that we have only at present scratched the surface. At present,
there are some departments and other government bodies that have
not yet gained access to OS data and I am sure that the development
of the pan-government agreement will help to develop those opportunities.
I should also say that I think that the steps that OS have taken
since 1999 to shift away from the development of more specialised
products within the marketplace has also been very important.
Its stated policy is to work with partners and it is their partners
who have the expertise and experience to develop applications
for OS data to meet particular market needs. OS will be facing
increasing competitive challenges in the future and I am very
keen that it is positioned to meet those challenges. It is very
important, I believe, that OS remains with the public sector arena,
but it does need to be able to maximise its investment arrangements
within the private sector and be able to attract and retain the
skills required to manage in a competitive environment. So I am
very optimistic about the future of OS and particularly its ability
to play a very important role in the development of public services
right across government.
250. Can I thank you very much for that statement.
Can I also apologise to you that I shall have to leave at about
ten to twelve for a hospital appointment, at which point Mrs Dunwoody
will take over in the Chair. Can I start by pressing you about
this question of the National Interest Mapping Service and the
core activities. You will be aware of the Landranger maps, the
1:50,000 maps. Do you see that as part of the core activity of
Ordnance Survey, producing those maps?
(Ms Keeble) Well, the core activity is the national
mapping and these maps which are produced I would say are part
of the core activity because they provide a range of service which
is really unmatched elsewhere, so yes, I would say it would be.
251. Do they make a profit?
(Ms Keeble) Not across the range. One of the functions
that OS has to do is it has to map the whole of the country and
it cannot just cherry-pick the bits which are particularly profitable
and produce those maps, so the range of them does not, although
one or two particular maps within the range might.
252. Should they make a profit?
(Ms Keeble) No, I do not think they should. Equally,
they should not make a loss. They have been subsidised obviously
in the past and I think some of them do still make a loss, and
I think a figure of 40 per cent has been given to you.
253. How should they cover those costs then?
Should the taxpayer be covering the costs? (Ms Keeble)
I think it is fair to provide some support for that particular
range of activities because it is a basic service that applies
right across the whole of the country.
254. So that deals with the 1:50,000. What about
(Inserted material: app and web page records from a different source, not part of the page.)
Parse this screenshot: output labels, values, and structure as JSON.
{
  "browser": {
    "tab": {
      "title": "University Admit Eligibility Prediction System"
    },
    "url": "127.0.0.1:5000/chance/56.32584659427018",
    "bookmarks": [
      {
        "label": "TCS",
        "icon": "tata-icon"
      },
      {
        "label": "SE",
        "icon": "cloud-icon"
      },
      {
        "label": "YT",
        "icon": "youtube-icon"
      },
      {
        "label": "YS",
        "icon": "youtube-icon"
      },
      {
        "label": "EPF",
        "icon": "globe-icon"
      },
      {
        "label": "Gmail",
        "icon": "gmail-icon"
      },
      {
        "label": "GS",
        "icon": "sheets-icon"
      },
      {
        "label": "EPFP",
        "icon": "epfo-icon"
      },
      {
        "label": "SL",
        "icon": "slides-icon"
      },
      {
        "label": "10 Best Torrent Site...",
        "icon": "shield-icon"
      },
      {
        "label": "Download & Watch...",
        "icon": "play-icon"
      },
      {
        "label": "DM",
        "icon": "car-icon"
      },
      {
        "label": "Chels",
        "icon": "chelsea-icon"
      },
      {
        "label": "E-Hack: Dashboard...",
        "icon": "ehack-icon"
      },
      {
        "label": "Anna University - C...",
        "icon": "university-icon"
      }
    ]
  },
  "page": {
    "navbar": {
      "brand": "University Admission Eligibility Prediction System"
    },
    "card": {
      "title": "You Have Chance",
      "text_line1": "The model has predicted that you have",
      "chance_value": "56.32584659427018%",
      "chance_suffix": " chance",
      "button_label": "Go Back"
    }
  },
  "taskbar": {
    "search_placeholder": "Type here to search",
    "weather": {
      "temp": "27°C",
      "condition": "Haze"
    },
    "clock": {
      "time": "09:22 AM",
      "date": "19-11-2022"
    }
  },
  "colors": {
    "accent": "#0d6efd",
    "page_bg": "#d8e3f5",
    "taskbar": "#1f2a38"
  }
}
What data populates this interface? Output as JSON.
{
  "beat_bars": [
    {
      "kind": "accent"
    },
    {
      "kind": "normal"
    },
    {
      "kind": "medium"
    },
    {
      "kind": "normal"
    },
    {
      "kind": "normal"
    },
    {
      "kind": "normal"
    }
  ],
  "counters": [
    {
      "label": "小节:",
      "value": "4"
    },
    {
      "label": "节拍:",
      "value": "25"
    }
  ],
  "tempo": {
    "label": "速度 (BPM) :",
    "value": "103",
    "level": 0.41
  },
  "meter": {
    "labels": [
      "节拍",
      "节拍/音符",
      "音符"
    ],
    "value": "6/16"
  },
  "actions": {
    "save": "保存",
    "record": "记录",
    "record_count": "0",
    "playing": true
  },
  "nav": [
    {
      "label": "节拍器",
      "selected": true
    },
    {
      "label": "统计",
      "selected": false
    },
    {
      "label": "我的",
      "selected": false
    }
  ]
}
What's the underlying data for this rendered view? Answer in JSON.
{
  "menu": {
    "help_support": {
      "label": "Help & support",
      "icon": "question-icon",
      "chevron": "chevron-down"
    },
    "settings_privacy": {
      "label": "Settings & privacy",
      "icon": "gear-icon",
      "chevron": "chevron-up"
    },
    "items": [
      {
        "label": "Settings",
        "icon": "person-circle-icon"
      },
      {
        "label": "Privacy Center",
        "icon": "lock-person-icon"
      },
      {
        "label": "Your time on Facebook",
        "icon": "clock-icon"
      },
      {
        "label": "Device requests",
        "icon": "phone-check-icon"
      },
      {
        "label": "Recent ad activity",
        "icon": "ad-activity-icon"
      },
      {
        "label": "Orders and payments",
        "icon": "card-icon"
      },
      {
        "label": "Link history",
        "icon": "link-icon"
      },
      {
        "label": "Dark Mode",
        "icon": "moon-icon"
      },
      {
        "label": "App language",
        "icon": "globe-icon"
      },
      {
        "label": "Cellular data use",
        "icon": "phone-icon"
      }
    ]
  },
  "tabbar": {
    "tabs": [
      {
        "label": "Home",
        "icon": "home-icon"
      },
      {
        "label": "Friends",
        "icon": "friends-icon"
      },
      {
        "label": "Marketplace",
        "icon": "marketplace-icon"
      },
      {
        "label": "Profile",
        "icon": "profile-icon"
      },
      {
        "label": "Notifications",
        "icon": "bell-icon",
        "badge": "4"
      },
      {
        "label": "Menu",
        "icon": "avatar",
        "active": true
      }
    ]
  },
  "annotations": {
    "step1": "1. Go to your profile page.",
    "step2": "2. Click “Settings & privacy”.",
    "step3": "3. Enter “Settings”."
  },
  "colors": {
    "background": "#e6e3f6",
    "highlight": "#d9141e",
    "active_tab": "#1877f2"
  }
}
the 1:25,000, the Explorer mapsare they something that
ought to be available right across the country?
(Ms Keeble) Yes, I think they should.
255. Should they make a profit?
(Ms Keeble) Well, both of those products should, as
far as possible, be self-financing so that they are not making
a great profit, no.
256. So they should just be covering their costs,
but they are part of the core activity of the Ordnance Survey?
(Ms Keeble) I would say they are, yes.
257. What about the Landplan range as we are
going down or going up in detailwhere should that come
(Ms Keeble) Well, in that it is an application, I
would expect that to be one of the core activities to provide
a range of mapping products of the more conventional type that
should not make a profit, but should provide a public service.
258. So if you were dealing with a planning
issue, you should be able to get hold of part of the Landplan
map at a very reasonable cost in order to argue at a public inquiry
that you want something to happen or you do not want something
(Ms Keeble) Well, I think that would depend on what
you are getting and what use you are making of it.
259. So if you are the developer who is going
to make a nice profit, you should pay for it, but if you are the
person next door who wants to protect your view, you should not
pay for it?
(Ms Keeble) I would not necessarily say that. Some
people might be able to get their maps through different agency
agreements or indeed rather than go out and buy a map, you can
get some maps off the Internet.